┌────────
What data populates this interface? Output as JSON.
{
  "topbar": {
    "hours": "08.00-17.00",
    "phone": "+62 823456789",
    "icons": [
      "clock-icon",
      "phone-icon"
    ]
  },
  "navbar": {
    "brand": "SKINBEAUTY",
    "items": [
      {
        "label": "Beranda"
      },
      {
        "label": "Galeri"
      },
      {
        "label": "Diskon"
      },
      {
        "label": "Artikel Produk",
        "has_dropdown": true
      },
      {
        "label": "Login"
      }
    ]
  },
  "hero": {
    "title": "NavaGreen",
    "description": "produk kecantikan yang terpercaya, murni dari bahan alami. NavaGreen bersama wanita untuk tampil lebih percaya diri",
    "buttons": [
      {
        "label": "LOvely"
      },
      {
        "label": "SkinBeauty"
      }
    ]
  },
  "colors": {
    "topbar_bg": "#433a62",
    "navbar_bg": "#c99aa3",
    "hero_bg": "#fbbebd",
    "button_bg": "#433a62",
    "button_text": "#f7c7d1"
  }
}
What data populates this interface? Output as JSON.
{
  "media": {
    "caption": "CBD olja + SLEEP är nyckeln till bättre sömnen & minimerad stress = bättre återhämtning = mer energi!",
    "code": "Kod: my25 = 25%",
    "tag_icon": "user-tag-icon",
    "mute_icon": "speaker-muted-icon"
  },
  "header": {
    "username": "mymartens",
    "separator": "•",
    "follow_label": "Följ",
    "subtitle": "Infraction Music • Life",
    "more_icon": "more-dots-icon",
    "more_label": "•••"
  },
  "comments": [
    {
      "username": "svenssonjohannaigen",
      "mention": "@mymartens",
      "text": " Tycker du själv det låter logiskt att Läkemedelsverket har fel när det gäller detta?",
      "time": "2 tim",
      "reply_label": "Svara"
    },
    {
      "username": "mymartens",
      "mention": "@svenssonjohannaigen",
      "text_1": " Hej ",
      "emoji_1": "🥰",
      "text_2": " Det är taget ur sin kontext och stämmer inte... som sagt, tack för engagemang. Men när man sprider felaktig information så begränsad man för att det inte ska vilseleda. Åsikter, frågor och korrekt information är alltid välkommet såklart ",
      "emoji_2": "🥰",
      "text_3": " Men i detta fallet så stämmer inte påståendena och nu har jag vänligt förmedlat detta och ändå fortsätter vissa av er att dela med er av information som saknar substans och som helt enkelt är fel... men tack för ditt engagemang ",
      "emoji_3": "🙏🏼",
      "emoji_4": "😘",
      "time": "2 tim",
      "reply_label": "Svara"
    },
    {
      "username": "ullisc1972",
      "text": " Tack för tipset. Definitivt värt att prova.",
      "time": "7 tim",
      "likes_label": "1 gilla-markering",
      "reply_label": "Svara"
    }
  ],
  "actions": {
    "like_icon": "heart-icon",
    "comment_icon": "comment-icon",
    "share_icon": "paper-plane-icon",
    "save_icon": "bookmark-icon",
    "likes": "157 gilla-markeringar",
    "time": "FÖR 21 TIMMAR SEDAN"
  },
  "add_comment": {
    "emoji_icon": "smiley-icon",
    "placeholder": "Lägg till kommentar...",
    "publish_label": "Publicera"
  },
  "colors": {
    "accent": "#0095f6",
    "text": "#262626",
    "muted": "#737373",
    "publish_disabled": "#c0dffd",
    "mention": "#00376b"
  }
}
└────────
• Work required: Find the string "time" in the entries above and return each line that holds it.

• Answer to this task:
      "time": "2 tim",
      "time": "2 tim",
      "time": "7 tim",
    "time": "FÖR 21 TIMMAR SEDAN"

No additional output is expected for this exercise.